The level of poverty is closely tied to government spending in Russia, as those most vulnerable are employed by the state in the low-paying health and education sectors or in other bureaucratic positions. Pensioners also fall into this category.
The amount of state expenditure on salaries and pensions is crucial to any further reductions in the poverty level, said Vladimir Tikhonov, chief economist at Otkritie brokerage in Moscow.
“[But] now they have a policy where they want to balance the budget,” he said. “Going forward, we are not likely to see a decrease in the poverty level.”
The World Bank predicts that Russia’s poverty rates will remain stable, or may see a slight decline, in 2012 and 2013.
These projections are based on an assumption of only modest income growth, a static unemployment rate, the disproportionate effect of food inflation on the very poor and the entrenched nature of poverty in specific regions and among specific social groups, according to Victor Sulla, an economist at the World Bank in Washington.

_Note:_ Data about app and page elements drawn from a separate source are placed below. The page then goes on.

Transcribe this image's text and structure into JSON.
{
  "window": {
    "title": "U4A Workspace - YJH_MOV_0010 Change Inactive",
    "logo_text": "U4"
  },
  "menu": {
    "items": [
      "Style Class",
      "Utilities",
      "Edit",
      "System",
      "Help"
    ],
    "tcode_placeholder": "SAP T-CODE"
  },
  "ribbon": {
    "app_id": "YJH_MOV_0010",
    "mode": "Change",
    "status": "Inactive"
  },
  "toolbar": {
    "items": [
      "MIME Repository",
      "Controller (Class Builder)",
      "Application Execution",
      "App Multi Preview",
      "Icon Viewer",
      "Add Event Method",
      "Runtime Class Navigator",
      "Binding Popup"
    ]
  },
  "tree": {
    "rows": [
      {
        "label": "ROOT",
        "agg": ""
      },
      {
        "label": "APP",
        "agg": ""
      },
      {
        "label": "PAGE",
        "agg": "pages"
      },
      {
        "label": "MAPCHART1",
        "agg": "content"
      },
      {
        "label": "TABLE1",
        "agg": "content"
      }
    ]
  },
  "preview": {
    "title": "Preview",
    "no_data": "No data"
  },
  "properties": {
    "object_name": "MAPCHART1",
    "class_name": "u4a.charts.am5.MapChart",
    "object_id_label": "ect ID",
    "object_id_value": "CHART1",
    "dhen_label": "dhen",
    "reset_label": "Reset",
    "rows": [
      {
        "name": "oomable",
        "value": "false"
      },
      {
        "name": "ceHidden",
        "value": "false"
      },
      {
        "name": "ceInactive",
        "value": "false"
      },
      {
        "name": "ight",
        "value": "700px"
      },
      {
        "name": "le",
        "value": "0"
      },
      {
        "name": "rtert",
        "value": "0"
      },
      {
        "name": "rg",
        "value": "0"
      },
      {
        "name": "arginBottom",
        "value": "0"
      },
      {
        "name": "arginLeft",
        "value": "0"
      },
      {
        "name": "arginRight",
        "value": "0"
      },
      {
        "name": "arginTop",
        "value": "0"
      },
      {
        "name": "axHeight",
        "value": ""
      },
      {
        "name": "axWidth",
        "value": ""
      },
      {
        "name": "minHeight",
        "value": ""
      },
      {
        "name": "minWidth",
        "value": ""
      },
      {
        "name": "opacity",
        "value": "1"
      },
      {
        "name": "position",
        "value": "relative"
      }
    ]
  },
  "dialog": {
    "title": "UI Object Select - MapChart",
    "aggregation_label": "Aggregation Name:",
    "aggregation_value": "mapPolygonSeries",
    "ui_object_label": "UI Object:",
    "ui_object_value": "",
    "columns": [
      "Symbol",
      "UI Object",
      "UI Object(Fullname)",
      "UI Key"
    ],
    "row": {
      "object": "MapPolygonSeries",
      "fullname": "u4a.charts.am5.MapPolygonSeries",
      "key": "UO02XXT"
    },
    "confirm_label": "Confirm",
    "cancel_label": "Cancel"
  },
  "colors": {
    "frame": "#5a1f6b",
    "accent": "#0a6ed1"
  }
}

While incomes are notoriously difficult to assess accurately because of tax avoidance, poverty is particularly concentrated in rural populations and among the unemployed, families with children and those with a lower level of education.
There is also significant geographical variability. The North Caucasian republic of Ingushetia traditionally has the country’s highest percentage of people below the subsistence minimum, 36.2 percent in 2009, followed by the Altai region.
Of Russia’s 83 regions, 58 have poverty rates in excess of the national average, according to a report published by the Organization for Cooperation and Security in Europe in March this year.
It is highly unlikely that the government would voluntarily curtail social spending, as this would force more people into penury and increase the likelihood of popular unrest.
In the face of an external shock, however, the government may not have a choice. A global crisis and a collapse in oil prices, triggered by an event such as the disintegration of the eurozone, would place severe stress on a budget that is heavily dependent on energy export revenues.
“Any major downward move in the price of commodities is bound to create macroeconomic problems, a rise in social tension and an increase in poverty,” Tikhonov said.
The government’s reliance on commodity exports has grown in recent years. The “break-even” oil price at which the budget is balanced has risen steadily since 2007, when it was $23 a barrel, to reach $115 a barrel last year.
“For some categories of people … it is true that state spending brings [them] above the poverty line,” said Ksenia Udayeva, chief economist at Sberbank, who was recently appointed to head the Kremlin’s expert commission advising the president.
“So if we observe a certain type of public spending, you will see people becoming poorer,” she said.
There are those, however, who see the debate about how many people are on one side of a subsistence minimum determined by federal and regional government as somewhat irrelevant.
Even in the face of a sputtering national economy or international financial problems, experts stress that one way of tackling poverty would be more flexible policies targeted at the very poor instead of hiking salaries or pensions across the board.
Means testing, in which a person’s specific financial situation is assessed on an individual basis to determine the necessary social support, is one possible example of such an approach, Udayeva said.
The subsistence minimum used as the determinant of poverty is regulated by the Labor and Social Services Ministry and represents the supposed cost of meeting essential physical and cultural needs. Taking into account inflation, it is defined on a quarterly basis.
“The subsistence minimum is not designed for people to live off of, but for the state to manipulate figures,” said Vyacheslav Ipatov, a local Duma deputy for the Communist Party in the town of Votkinsk in the Udmurtia republic, who took part in a stunt in which local politicians lived on the official subsistence wage for a month.
He lost almost 5 kilograms during the experiment in April, which permitted him to spend just 5,663 rubles, the local subsistence minimum.
A more viable amount would be closer to 20,000 rubles, Ipatov said, adding that he managed only by eating at friends’ houses and taking food from his grandmother’s vegetable garden.
“It’s not enough to live, but to survive,” he said.